“The case for digital transformation has never been more urgent or clearer. Digital technology is a deflationary force in an inflationary economy.”
With inflation back and at the highest it’s been in decades, Satya Nadella used Microsoft’s latest earnings call to position digital technology as the solution for companies to help compensate for price increases.
The argument certainly isn’t a new one, technological innovation is widely known to be one of the best ways for companies to reduce costs and improve productivity.
In March 2020, Edward Yardeni positioned ‘Disruption’ as one of the four deflationary forces keeping a lid on inflation (the other three were Détente, Demography, and Debt).
Yardeni highlighted that the impact of technology on the economy had not been given enough attention adding, “technology is inherently disruptive and deflationary since there is a tremendous incentive to use it to lower costs across a wide range of businesses.”1
With recent inflation at uncomfortably high levels, digital technology and its associated productivity gains could take on much more prominence in 2022 and beyond.
Cloud Adoption is becoming a Necessity
Microsoft reported revenue of $43bn for its first quarter of 2022, a 22% increase on the previous year’s first-quarter results, driven by growth in cloud adoption. 2
And the company isn’t alone in seeing record cloud growth – in 2020 and 2021 cloud computing exploded as companies rapidly went digital in response to the global pandemic.
Although pre-Covid, the cloud transition was already underway, we saw the pandemic serve as an accelerant, with 70% of organisations using cloud plan to increase their cloud spending in the wake of Covid-19. 3
In 2022, we expect to see a continuation of this swift migration and growth. Leaders in every industry are realising they risk extinction by failing to migrate to the Cloud, meaning more and more companies are seeing cloud computing as an essential business expenditure.
According to the latest forecasts from Gartner, global spending on cloud services is expected to reach over $482 billion in 2022, up from $313 billion in 2020. And this growth trajectory looks set to continue.
So what does this mean for thematic investors?
Well, as we highlight in another thematic article Cloud Computing and Cybersecurity: The New Digital Utilities? companies at the forefront of the cloud computing industry are so essential to today’s economy that they have effectively become digital utilities.
This means it will remain a key area of investment for the majority of companies, with the latest data from Gartner also showing that by 2024 the average company aspires to have cloud spend represent 80% of its total IT-hosting budget. 4
We may see this accelerate even further in an inflationary environment, as companies may look to invest in digital technology to offset higher costs and boost productivity.

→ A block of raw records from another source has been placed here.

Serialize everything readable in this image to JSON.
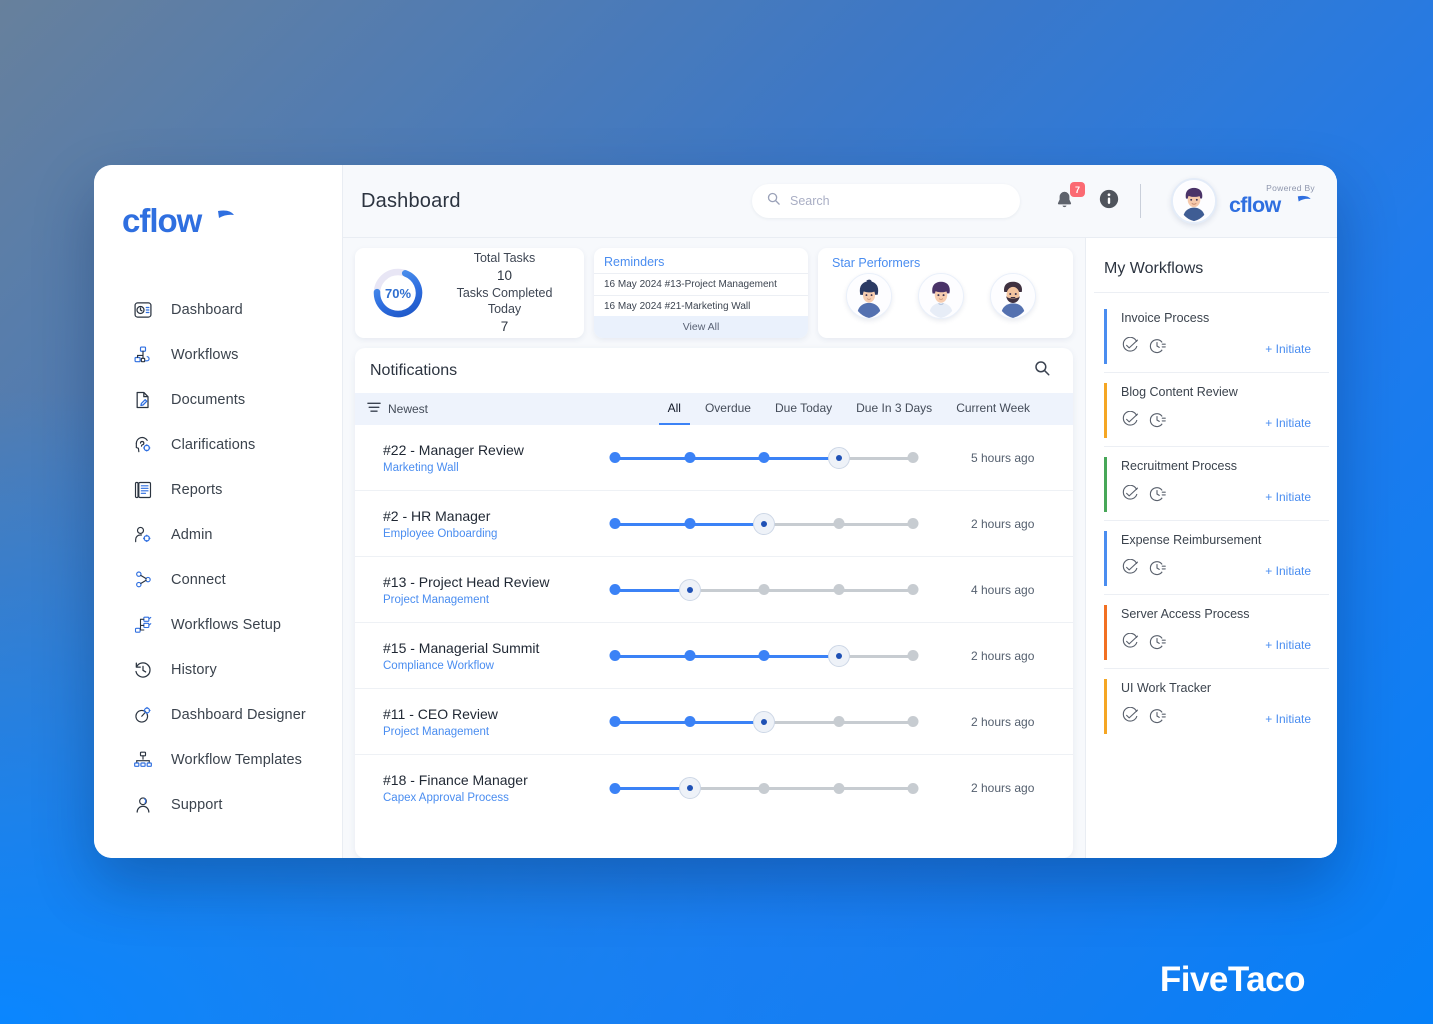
{
  "brand": {
    "logo_text": "cflow"
  },
  "sidebar": {
    "items": [
      {
        "label": "Dashboard",
        "icon": "dashboard-icon"
      },
      {
        "label": "Workflows",
        "icon": "workflows-icon"
      },
      {
        "label": "Documents",
        "icon": "documents-icon"
      },
      {
        "label": "Clarifications",
        "icon": "clarifications-icon"
      },
      {
        "label": "Reports",
        "icon": "reports-icon"
      },
      {
        "label": "Admin",
        "icon": "admin-icon"
      },
      {
        "label": "Connect",
        "icon": "connect-icon"
      },
      {
        "label": "Workflows Setup",
        "icon": "workflows-setup-icon"
      },
      {
        "label": "History",
        "icon": "history-icon"
      },
      {
        "label": "Dashboard Designer",
        "icon": "dashboard-designer-icon"
      },
      {
        "label": "Workflow Templates",
        "icon": "workflow-templates-icon"
      },
      {
        "label": "Support",
        "icon": "support-icon"
      }
    ]
  },
  "topbar": {
    "title": "Dashboard",
    "search_placeholder": "Search",
    "search_value": "",
    "notification_count": "7",
    "powered_by_label": "Powered By",
    "powered_by_brand": "cflow"
  },
  "cards": {
    "total_tasks": {
      "percent_label": "70%",
      "percent_value": 70,
      "total_tasks_label": "Total Tasks",
      "total_tasks_value": "10",
      "completed_label": "Tasks Completed Today",
      "completed_value": "7"
    },
    "reminders": {
      "title": "Reminders",
      "items": [
        "16 May 2024 #13-Project Management",
        "16 May 2024 #21-Marketing Wall"
      ],
      "view_all": "View All"
    },
    "star_performers": {
      "title": "Star Performers",
      "avatars": [
        "avatar-woman",
        "avatar-man",
        "avatar-bearded-man"
      ]
    }
  },
  "notifications": {
    "title": "Notifications",
    "sort_label": "Newest",
    "tabs": [
      {
        "label": "All",
        "active": true
      },
      {
        "label": "Overdue",
        "active": false
      },
      {
        "label": "Due Today",
        "active": false
      },
      {
        "label": "Due In 3 Days",
        "active": false
      },
      {
        "label": "Current Week",
        "active": false
      }
    ],
    "rows": [
      {
        "title": "#22 - Manager Review",
        "subtitle": "Marketing Wall",
        "time": "5 hours ago",
        "steps": 5,
        "current": 4
      },
      {
        "title": "#2 - HR Manager",
        "subtitle": "Employee Onboarding",
        "time": "2 hours ago",
        "steps": 5,
        "current": 3
      },
      {
        "title": "#13 - Project Head Review",
        "subtitle": "Project Management",
        "time": "4 hours ago",
        "steps": 5,
        "current": 2
      },
      {
        "title": "#15 - Managerial Summit",
        "subtitle": "Compliance Workflow",
        "time": "2 hours ago",
        "steps": 5,
        "current": 4
      },
      {
        "title": "#11 - CEO Review",
        "subtitle": "Project Management",
        "time": "2 hours ago",
        "steps": 5,
        "current": 3
      },
      {
        "title": "#18 - Finance Manager",
        "subtitle": "Capex Approval Process",
        "time": "2 hours ago",
        "steps": 5,
        "current": 2
      }
    ]
  },
  "my_workflows": {
    "title": "My Workflows",
    "initiate_label": "+ Initiate",
    "items": [
      {
        "name": "Invoice Process",
        "accent": "#4a8df0"
      },
      {
        "name": "Blog Content Review",
        "accent": "#f5a623"
      },
      {
        "name": "Recruitment Process",
        "accent": "#47a758"
      },
      {
        "name": "Expense Reimbursement",
        "accent": "#4a8df0"
      },
      {
        "name": "Server Access Process",
        "accent": "#f27022"
      },
      {
        "name": "UI Work Tracker",
        "accent": "#f5a623"
      }
    ]
  },
  "watermark": {
    "text": "FiveTaco"
  },
  "colors": {
    "accent_blue": "#3b82f6",
    "link_blue": "#4a8df0",
    "badge_red": "#fb6a72",
    "bg_blue": "#0680f8",
    "bg_slate": "#67809c"
  }
}
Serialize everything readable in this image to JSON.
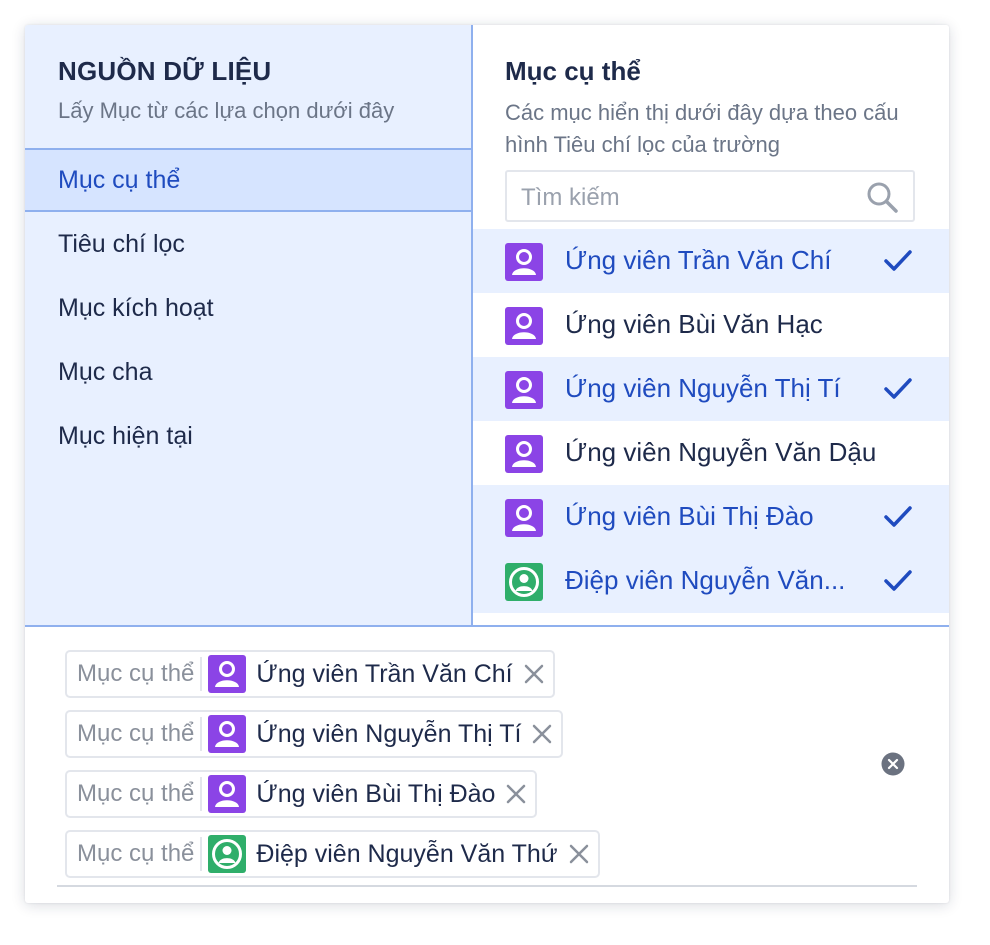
{
  "source_panel": {
    "title": "NGUỒN DỮ LIỆU",
    "subtitle": "Lấy Mục từ các lựa chọn dưới đây",
    "options": [
      {
        "label": "Mục cụ thể",
        "active": true
      },
      {
        "label": "Tiêu chí lọc",
        "active": false
      },
      {
        "label": "Mục kích hoạt",
        "active": false
      },
      {
        "label": "Mục cha",
        "active": false
      },
      {
        "label": "Mục hiện tại",
        "active": false
      }
    ]
  },
  "detail_panel": {
    "title": "Mục cụ thể",
    "subtitle": "Các mục hiển thị dưới đây dựa theo cấu hình Tiêu chí lọc của trường",
    "search_placeholder": "Tìm kiếm",
    "items": [
      {
        "name": "Ứng viên Trần Văn Chí",
        "selected": true,
        "avatar": "user-icon",
        "color": "#8b44e6"
      },
      {
        "name": "Ứng viên Bùi Văn Hạc",
        "selected": false,
        "avatar": "user-icon",
        "color": "#8b44e6"
      },
      {
        "name": "Ứng viên Nguyễn Thị Tí",
        "selected": true,
        "avatar": "user-icon",
        "color": "#8b44e6"
      },
      {
        "name": "Ứng viên Nguyễn Văn Dậu",
        "selected": false,
        "avatar": "user-icon",
        "color": "#8b44e6"
      },
      {
        "name": "Ứng viên Bùi Thị Đào",
        "selected": true,
        "avatar": "user-icon",
        "color": "#8b44e6"
      },
      {
        "name": "Điệp viên Nguyễn Văn...",
        "selected": true,
        "avatar": "user-circle-icon",
        "color": "#2fae6a"
      }
    ]
  },
  "selection": {
    "tags": [
      {
        "prefix": "Mục cụ thể",
        "name": "Ứng viên Trần Văn Chí",
        "avatar": "user-icon",
        "color": "#8b44e6"
      },
      {
        "prefix": "Mục cụ thể",
        "name": "Ứng viên Nguyễn Thị Tí",
        "avatar": "user-icon",
        "color": "#8b44e6"
      },
      {
        "prefix": "Mục cụ thể",
        "name": "Ứng viên Bùi Thị Đào",
        "avatar": "user-icon",
        "color": "#8b44e6"
      },
      {
        "prefix": "Mục cụ thể",
        "name": "Điệp viên Nguyễn Văn Thứ",
        "avatar": "user-circle-icon",
        "color": "#2fae6a"
      }
    ]
  },
  "colors": {
    "accent": "#1f4bbf",
    "panel_bg": "#e8f0ff",
    "border": "#8fb0ee",
    "purple_avatar": "#8b44e6",
    "green_avatar": "#2fae6a"
  }
}
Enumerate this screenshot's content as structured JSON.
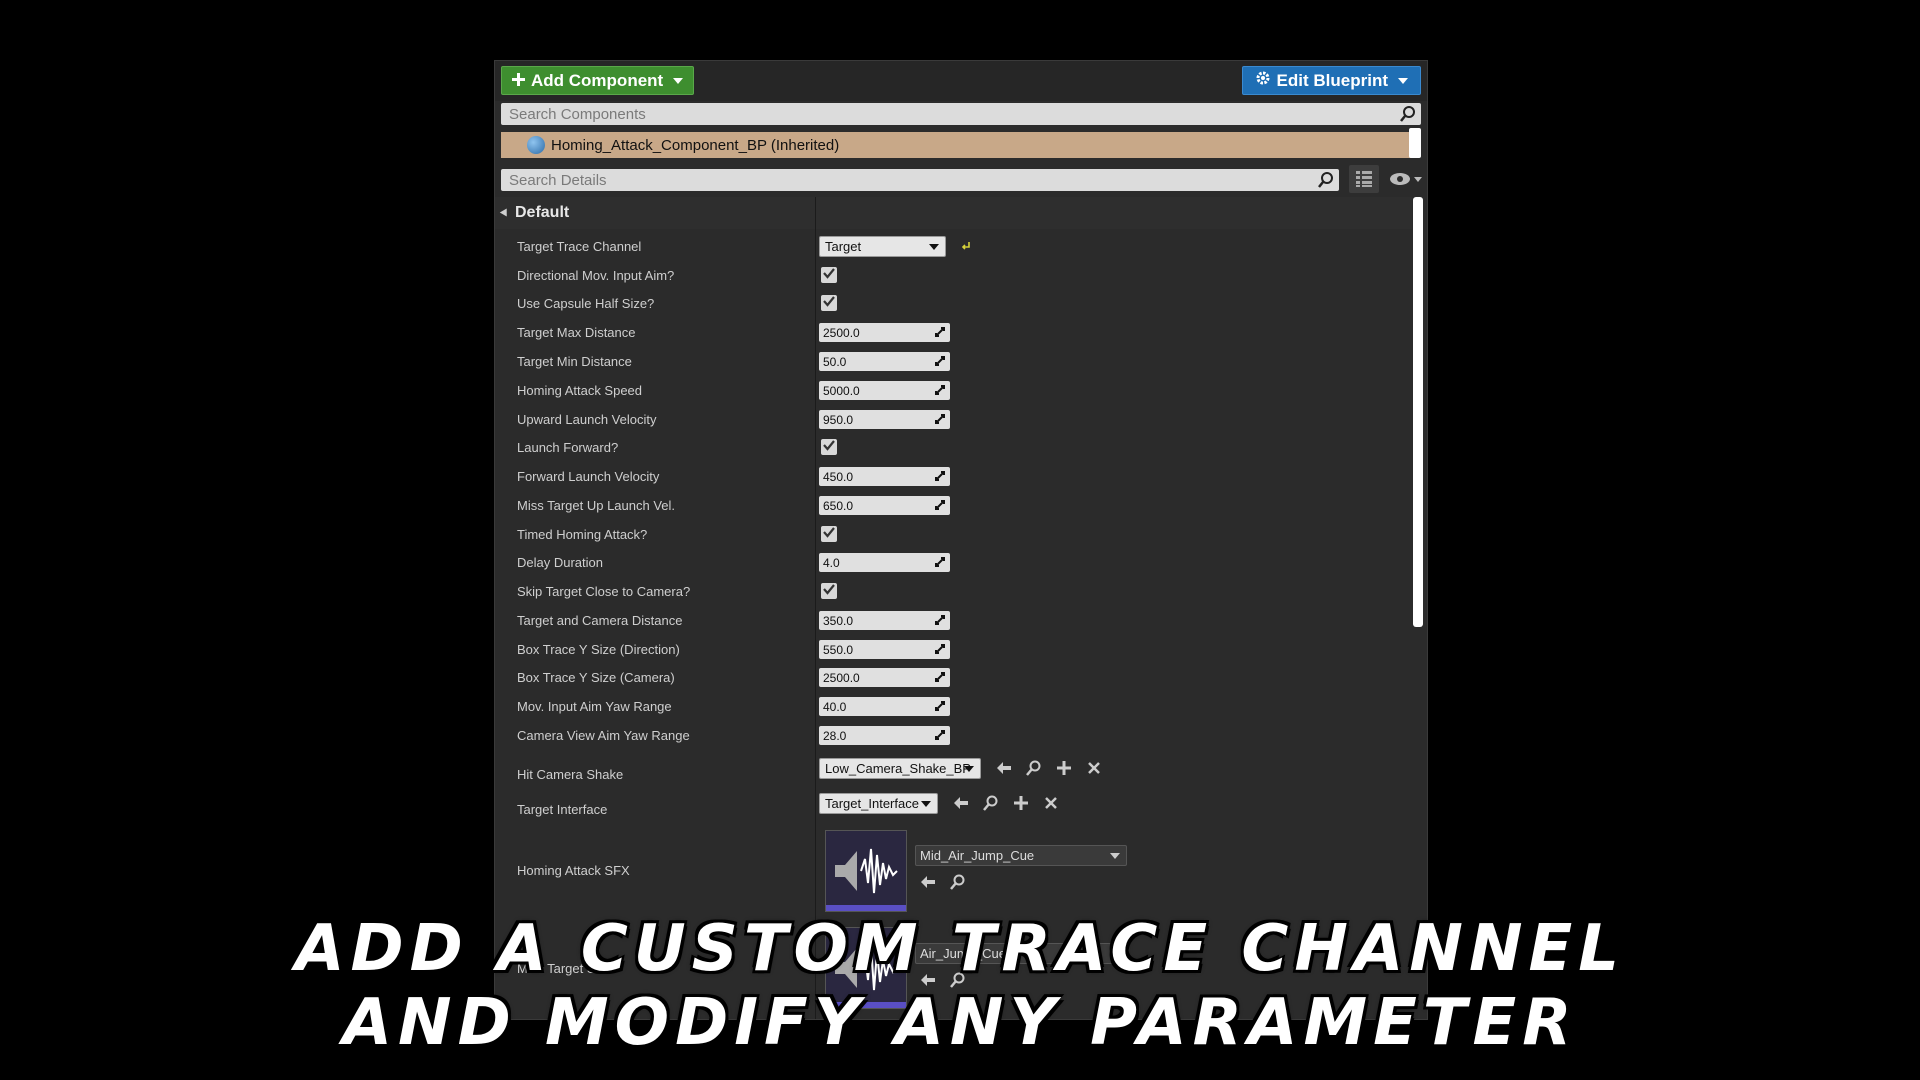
{
  "toolbar": {
    "add_component": "Add Component",
    "edit_blueprint": "Edit Blueprint"
  },
  "search_components": {
    "placeholder": "Search Components"
  },
  "component": {
    "label": "Homing_Attack_Component_BP (Inherited)"
  },
  "search_details": {
    "placeholder": "Search Details"
  },
  "section": {
    "title": "Default"
  },
  "props": [
    {
      "label": "Target Trace Channel",
      "type": "dropdown",
      "value": "Target"
    },
    {
      "label": "Directional Mov. Input Aim?",
      "type": "check"
    },
    {
      "label": "Use Capsule Half Size?",
      "type": "check"
    },
    {
      "label": "Target Max Distance",
      "type": "num",
      "value": "2500.0"
    },
    {
      "label": "Target Min Distance",
      "type": "num",
      "value": "50.0"
    },
    {
      "label": "Homing Attack Speed",
      "type": "num",
      "value": "5000.0"
    },
    {
      "label": "Upward Launch Velocity",
      "type": "num",
      "value": "950.0"
    },
    {
      "label": "Launch Forward?",
      "type": "check"
    },
    {
      "label": "Forward Launch Velocity",
      "type": "num",
      "value": "450.0"
    },
    {
      "label": "Miss Target Up Launch Vel.",
      "type": "num",
      "value": "650.0"
    },
    {
      "label": "Timed Homing Attack?",
      "type": "check"
    },
    {
      "label": "Delay Duration",
      "type": "num",
      "value": "4.0"
    },
    {
      "label": "Skip Target Close to Camera?",
      "type": "check"
    },
    {
      "label": "Target and Camera Distance",
      "type": "num",
      "value": "350.0"
    },
    {
      "label": "Box Trace Y Size (Direction)",
      "type": "num",
      "value": "550.0"
    },
    {
      "label": "Box Trace Y Size (Camera)",
      "type": "num",
      "value": "2500.0"
    },
    {
      "label": "Mov. Input Aim Yaw Range",
      "type": "num",
      "value": "40.0"
    },
    {
      "label": "Camera View Aim Yaw Range",
      "type": "num",
      "value": "28.0"
    }
  ],
  "hit_camera_shake": {
    "label": "Hit Camera Shake",
    "value": "Low_Camera_Shake_BP"
  },
  "target_interface": {
    "label": "Target Interface",
    "value": "Target_Interface"
  },
  "homing_sfx": {
    "label": "Homing Attack SFX",
    "value": "Mid_Air_Jump_Cue"
  },
  "miss_sfx": {
    "label": "Miss Target SFX",
    "value": "Air_Jump_Cue"
  },
  "overlay": {
    "line1": "ADD A CUSTOM TRACE CHANNEL",
    "line2": "AND MODIFY ANY PARAMETER"
  },
  "icons": [
    "plus-icon",
    "gear-icon",
    "search-icon",
    "globe-icon",
    "grid-icon",
    "eye-icon",
    "checkmark-icon",
    "spin-arrows-icon",
    "reset-arrow-icon",
    "back-arrow-icon",
    "browse-icon",
    "add-icon",
    "clear-icon",
    "sound-wave-icon"
  ],
  "colors": {
    "add_button": "#3e8e2f",
    "edit_button": "#1f6fb5",
    "component_row": "#c8a888",
    "panel_bg": "#2b2b2b"
  }
}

In the latest earnings call, Nadella was asked about how digitalisation is helping businesses to compensate for price increases. He said: “In an inflationary environment, the first place any business should go to is how to really ensure that they’re able to get productivity gains. And even dealing with constraints, for example, if you have supply chain constraints, one of the things you want to do is run your factories at the efficient frontier.”
This concept is an interesting one – that companies need to be driven as far as possible in the name of efficiency.
This is where companies could really unlock the potential of cloud computing, with its speed, scale, innovation and productivity accelerating or enabling innovative technology solutions which in turn could reduce costs, drive efficiency and potentially transform business operations. To this end, McKinsey recently projected that cloud adoption could potentially drive $1 trillion in business value.5
Will this increased productivity protect investors against inflation?
The good news: companies are investing again. An uptick in higher capital expenditure should correspond to a boost in productivity. As the chart below from the Federal Reserve Bank of St. Louis highlights, Manufacturers’ new orders (ex. Aircraft and military spending) reached the highest figure on record in June 2021 (not adjusted for inflation).
Not only are companies investing, but the current climate means they also have a strong incentive to do so.
As firms report challenges in attracting new workers combined with reports that wages are rising quickly: companies are facing worker shortages which has driven them to spend on capital goods (like machinery and infrastructure) instead, to boost productivity.
Whether this translates into increased investment in digital technology remains to be seen, but within this context Nadella’s investment case is compelling.
One last point on productivity, we may see a further boost coming from President Biden’s landmark $1.2 trillion Infrastructure Bill.
The Bill is the largest federal investment in the country’s infrastructure in decades, including allocating $550bn to upgrade highways, roads and bridges, and rail networks.
It also sets aside funding for high-speed internet, and EV charging points across the country. It appears that cloud adoption isn’t slowing, if anything it’s accelerating, and digital technology has many tailwinds over the coming years.
1 Excerpt from Fed Watching for Fun & Profit, Edward Yardeni, March 2020
2 Microsoft Q1 FY22 Earnings Call
3 Gartner, 2020
4 Gartner, 2021
5 McKinsey, 2021
References to specific companies should not be construed as a recommendation to buy or sell shares or other financial instruments issued by those companies, and neither should they be assumed profitable. You should consider the fund’s investment objectives, risks, and charges and expenses carefully before investing.